Earlier this week, the EMA announced the overall number of medicines that could be subject to disruption has now dropped from 108 to 39.
The reason for potential disruption is due to the number of medicines that have a step of their manufacturing process within the UK; companies that have a UK-based process method need to ensure that they transfer marketing authorisation to a country within the EU, as well as having a qualified person for pharmacovigilance located within the EU and needing to relocate their pharmacovigilance system master file – amongst other requirements.
Though the number is vastly reduced, there are still 39 medicines deemed ‘at risk’: “For each of the 39 remaining products (25 human medicines and 14 veterinary medicines), EMA is analysing how to minimise supply disruptions and any resulting impact on public and animal health.”
In addition, the agency noted that it would continue to work directly with the marketing authorisation holders to attempt to minimise any potential disruption.

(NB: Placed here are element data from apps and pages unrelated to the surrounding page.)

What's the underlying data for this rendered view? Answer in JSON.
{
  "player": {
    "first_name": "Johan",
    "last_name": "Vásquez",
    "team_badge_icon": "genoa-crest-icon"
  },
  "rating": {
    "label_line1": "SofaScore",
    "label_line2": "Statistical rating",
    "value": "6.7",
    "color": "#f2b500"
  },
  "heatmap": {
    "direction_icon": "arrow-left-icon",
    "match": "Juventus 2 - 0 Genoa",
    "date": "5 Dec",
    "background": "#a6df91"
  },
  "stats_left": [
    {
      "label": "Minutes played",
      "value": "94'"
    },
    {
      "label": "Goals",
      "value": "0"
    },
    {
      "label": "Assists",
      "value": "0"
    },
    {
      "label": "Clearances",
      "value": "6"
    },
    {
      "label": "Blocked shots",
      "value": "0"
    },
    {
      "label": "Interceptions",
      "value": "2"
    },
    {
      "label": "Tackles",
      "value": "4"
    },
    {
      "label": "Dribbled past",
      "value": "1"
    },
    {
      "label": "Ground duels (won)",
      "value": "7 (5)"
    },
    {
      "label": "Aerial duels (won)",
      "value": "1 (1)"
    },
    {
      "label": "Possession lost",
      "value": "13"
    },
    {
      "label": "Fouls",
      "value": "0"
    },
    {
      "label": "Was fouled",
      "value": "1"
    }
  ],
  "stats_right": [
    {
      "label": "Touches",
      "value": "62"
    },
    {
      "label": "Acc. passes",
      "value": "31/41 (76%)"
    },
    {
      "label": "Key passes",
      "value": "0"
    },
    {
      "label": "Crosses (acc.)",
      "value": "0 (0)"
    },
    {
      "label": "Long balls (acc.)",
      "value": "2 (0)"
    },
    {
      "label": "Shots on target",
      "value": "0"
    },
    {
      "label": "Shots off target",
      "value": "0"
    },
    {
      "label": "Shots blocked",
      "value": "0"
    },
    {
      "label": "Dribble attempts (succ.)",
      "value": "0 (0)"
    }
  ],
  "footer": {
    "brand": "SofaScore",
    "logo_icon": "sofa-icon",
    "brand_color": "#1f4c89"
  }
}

Many of the larger pharmaceutical companies concerned have moved to ensure a stockpile of medicine is built prior to the Brexit deadline of March 29, 2019.
Even before the UK government advised companies to build a greater surplus of medicines, there had been a number of announcements from companies such as AstraZeneca and Sanofi stating that they were preparing for potential disruption of supply.
Once the announcement had been made, further companies came forward to announce that they too would be stockpiling products.
Even the EMA itself has had to make adjustments leading up to the deadline announcing plans to reduce its activity in order to manage the number of staff that would be lost as a result of Brexit.